July 9, 2009
As you read this, I am on my way to Gaza â€“ a tiny, crowded patch of Palestinian land where 1.5 million impoverished people live under siege by Israel. About the size of Outer Cape Cod, the Gaza Strip has been called the worldâ€™s largest open-air prison; much of it remains covered with rubble from a devastating Israeli attack earlier this year. Gaza is not exactly a typical summer destination for a guy from Dorchester, so let me explain.
Israel launched its military attack on Gaza last December and January, leaving 1,400 Palestinian dead, along with many thousands of wounded â€“ mostly non-combatants, according to the Red Cross and human rights organizations. Vast swathes of housing and civilian infrastructure were pulverized. Months later, Gaza remains a humanitarian catastrophe.
Tragic, certainly, but you might wonder why an American should feel responsible to do something about it. Hereâ€™s why:
Although the bomber pilots and troops attacking Gaza were Israeli, the planes, helicopters, bombs and artillery shells they used were â€œMade in the USA.â€ Our government gives - not sells - $3 billion worth of military hardware to Israel every year. The Bush administration even signaled a green light for the Israeli assault â€“ rushing shipments of our latest high-tech bombs to the Israeli air force in the weeks before they attacked.
Today, Israel maintains a total blockade of the Gaza Strip, refusing to allow passage of adequate food or medical supplies. It has banned the import of any construction materials for rebuilding and restoring public infrastructure, leaving many Gazans living in tents or desperately trying to rebuild their houses with bricks made out of unbaked mud. This policy has been condemned by international aid agencies and Israeli human rights organizations alike.
Earlier this year Dorchesterâ€™s Congressman, Steve Lynch visited Gaza and saw the destruction in Gaza first-hand â€“ including the rubble of a US-financed American School that was targeted by the Israelis. Senator Kerry also visited Gaza and was shocked at what he observed. They have joined other voices from Congress to tell the Israelis to lift the siege. Lynch has endorsed letters â€“ along with U.S. Rep. Capuano and several other Massachusetts House members â€“ protesting the humanitarian disaster imposed on Gaza. President Obama has also recently pushed the Israelis to allow more supplies into Gaza. But still Israel continues its blockade.

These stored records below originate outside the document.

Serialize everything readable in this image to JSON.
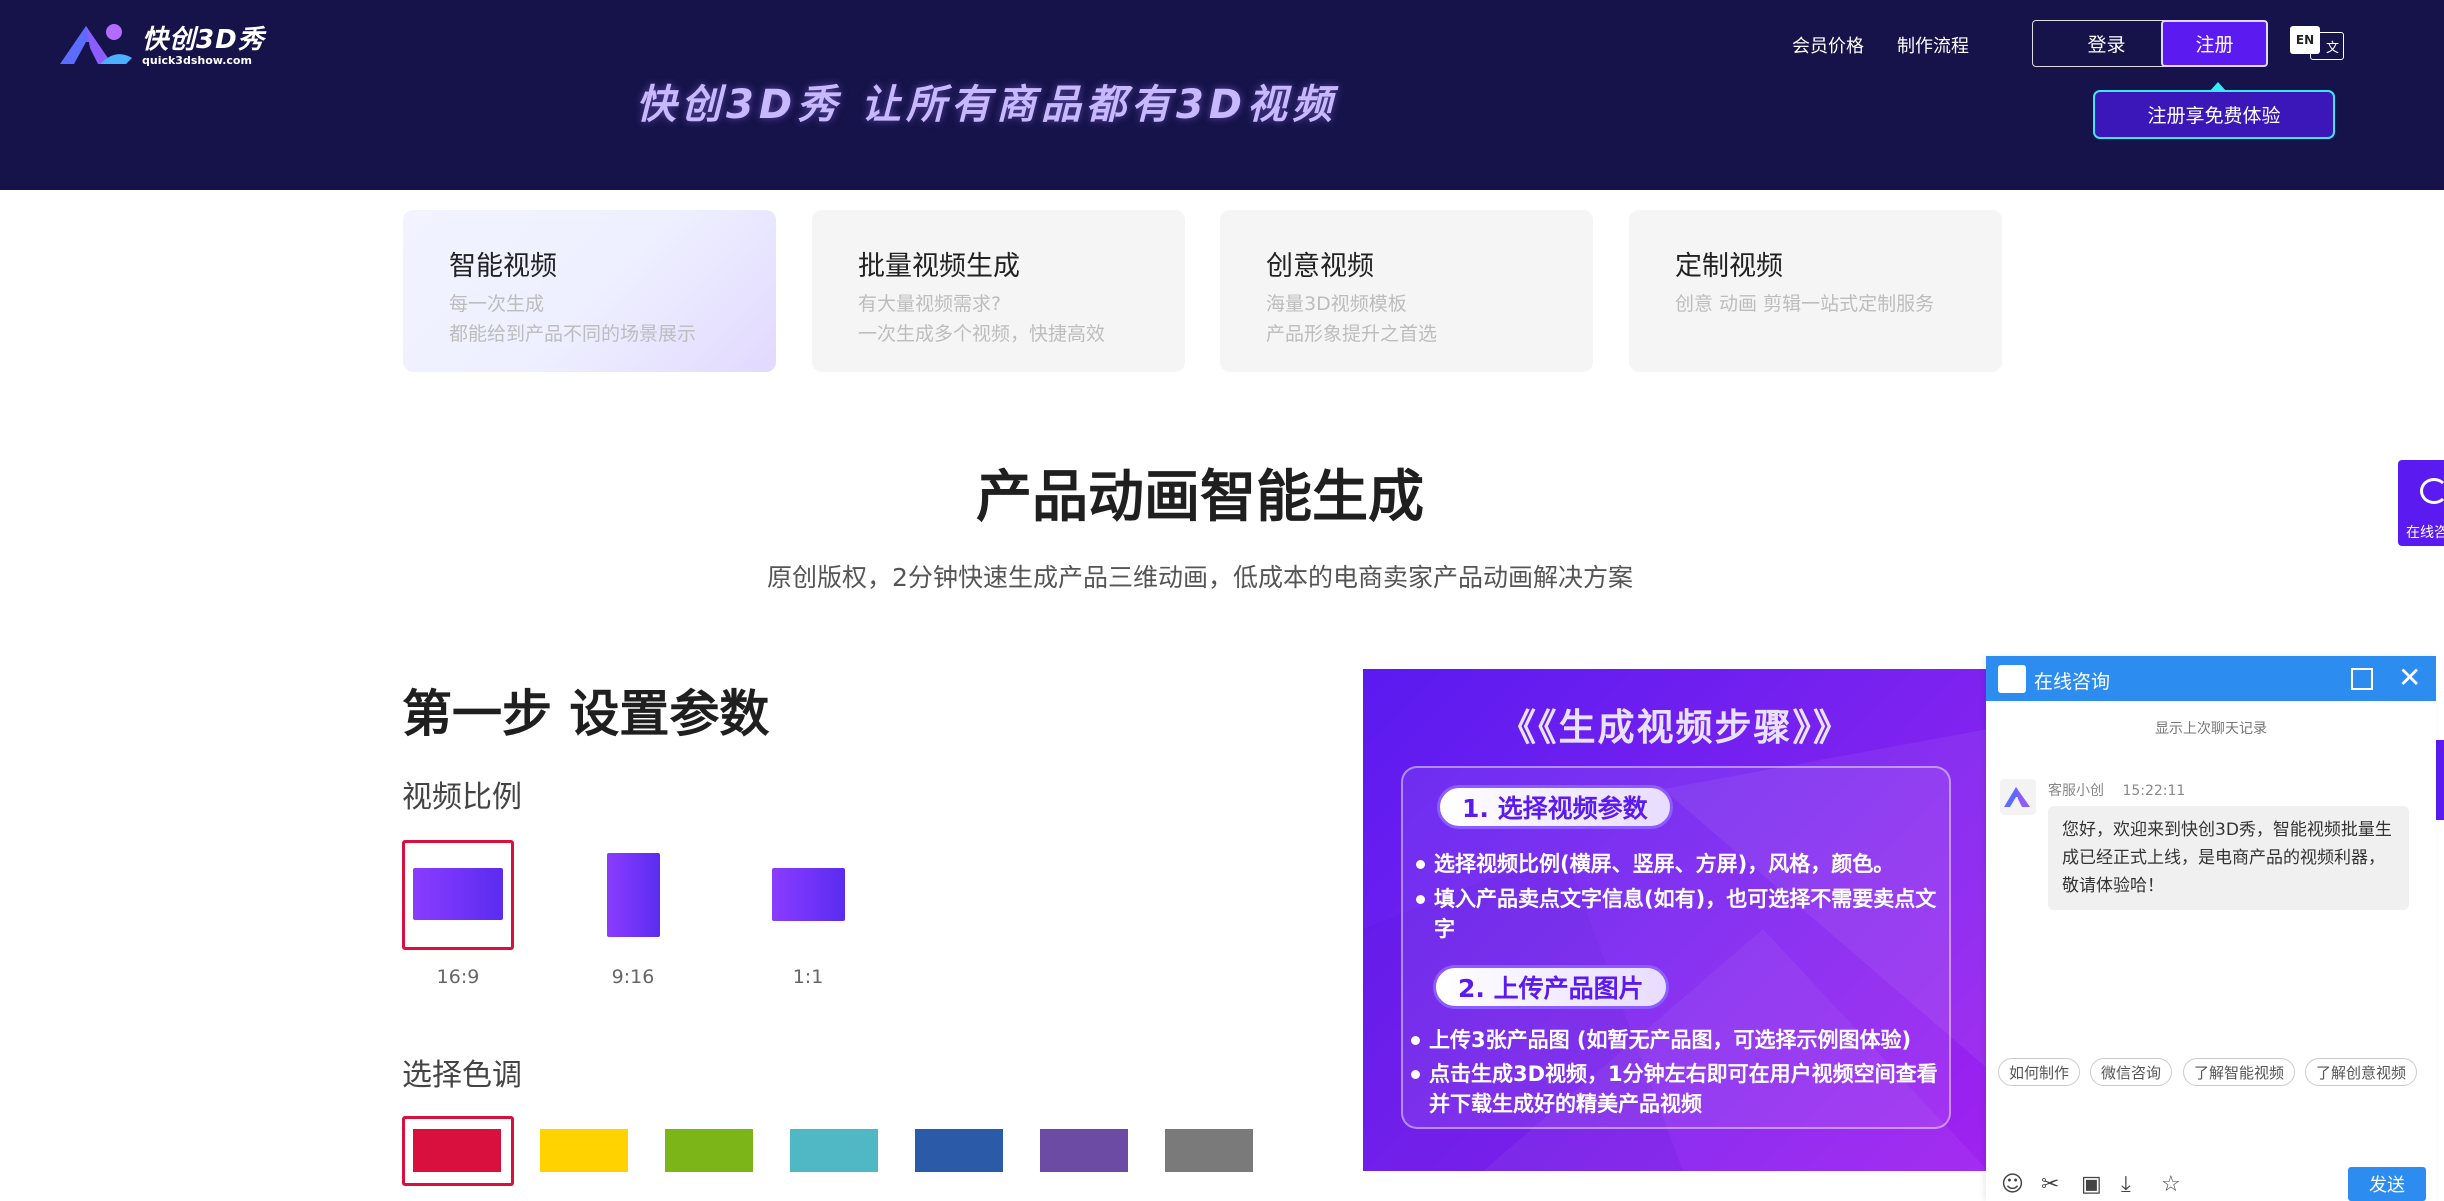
{
  "header": {
    "logo_cn": "快创3D秀",
    "logo_en": "quick3dshow.com",
    "slogan": "快创3D秀  让所有商品都有3D视频",
    "nav": [
      "会员价格",
      "制作流程"
    ],
    "login_label": "登录",
    "register_label": "注册",
    "lang_en": "EN",
    "lang_cn": "文",
    "free_trial_label": "注册享免费体验"
  },
  "cards": [
    {
      "title": "智能视频",
      "lines": [
        "每一次生成",
        "都能给到产品不同的场景展示"
      ]
    },
    {
      "title": "批量视频生成",
      "lines": [
        "有大量视频需求?",
        "一次生成多个视频，快捷高效"
      ]
    },
    {
      "title": "创意视频",
      "lines": [
        "海量3D视频模板",
        "产品形象提升之首选"
      ]
    },
    {
      "title": "定制视频",
      "lines": [
        "创意 动画 剪辑一站式定制服务"
      ]
    }
  ],
  "main": {
    "headline": "产品动画智能生成",
    "subline": "原创版权，2分钟快速生成产品三维动画，低成本的电商卖家产品动画解决方案",
    "step_title": "第一步 设置参数",
    "ratio_label": "视频比例",
    "ratios": [
      "16:9",
      "9:16",
      "1:1"
    ],
    "color_label": "选择色调",
    "swatches": [
      "#d9103e",
      "#ffd200",
      "#7cb518",
      "#4fb8c4",
      "#2b5ba8",
      "#6b4ba3",
      "#7a7a7a"
    ]
  },
  "promo": {
    "title": "《《生成视频步骤》》",
    "step1": "1. 选择视频参数",
    "step1_bullets": [
      "选择视频比例(横屏、竖屏、方屏)，风格，颜色。",
      "填入产品卖点文字信息(如有)，也可选择不需要卖点文字"
    ],
    "step2": "2. 上传产品图片",
    "step2_bullets": [
      "上传3张产品图 (如暂无产品图，可选择示例图体验)",
      "点击生成3D视频，1分钟左右即可在用户视频空间查看并下载生成好的精美产品视频"
    ]
  },
  "float_tab": {
    "label": "在线咨"
  },
  "chat": {
    "title": "在线咨询",
    "history": "显示上次聊天记录",
    "agent_name": "客服小创",
    "time": "15:22:11",
    "message": "您好，欢迎来到快创3D秀，智能视频批量生成已经正式上线，是电商产品的视频利器，敬请体验哈！",
    "quick_replies": [
      "如何制作",
      "微信咨询",
      "了解智能视频",
      "了解创意视频"
    ],
    "send_label": "发送"
  }
}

In this emergency, human rights supporters and private relief efforts are not waiting for governments to act. A few days ago an international group â€“ including an Irish Nobel Peace Prize winner and a former U.S. Congresswoman â€“ attempted to sail a small ship loaded with medical supplies and construction materials from Cyprus to the Port of Gaza. Their boat was seized by the Israeli navy in international waters â€“ an act of piracy â€“ and the passengers were arrested and detained in Israel.
Next week I plan to join a US Gaza Relief Convoy bringing humanitarian supplies to the besieged Gaza Strip overland from Egypt. The effort is organized by disabled Vietnam-era veteran and anti-war leader Ron Kovic (who was portrayed in the 1989 film â€œBorn on the Fourth of Julyâ€), in collaboration with British Member of Parliament George Galloway. Galloway led an earlier successful relief convoy from the UK. Participants left from New York City on July 4 to pick up vehicles in Cairo and transport medical donations via the Rafah Crossing. This narrow Egyptian border with Gaza has been mostly closed due to pressure from Israel, but we hope to be able to gain permission to pass through to deliver our relief supplies.
This is a chance to stand up for the 1.5 million people who have been suffering under a strict blockade since 2006 â€“ imposed by Israel and supported by the Bush Administration because they elected a government led by a majority from the militant organization Hamas. We donâ€™t have to approve every decision the Palestinians or their representatives make â€“ and certainly there are Hamas policies that we oppose â€“ in order to condemn attacks on civilians and collective punishment of a population. This policy is immoral, as well as a clear violation of international law.
And when this humanitarian disaster has been abetted and enabled by our own government, we all have a responsibility to say no. That is why Iâ€™m going to Gaza.
Jeff Klein is a retired local union leader and long-time resident active in Dorchester People for Peace. If you want to know more about Palestine or the situation in Gaza you can reach him by email at email@example.com.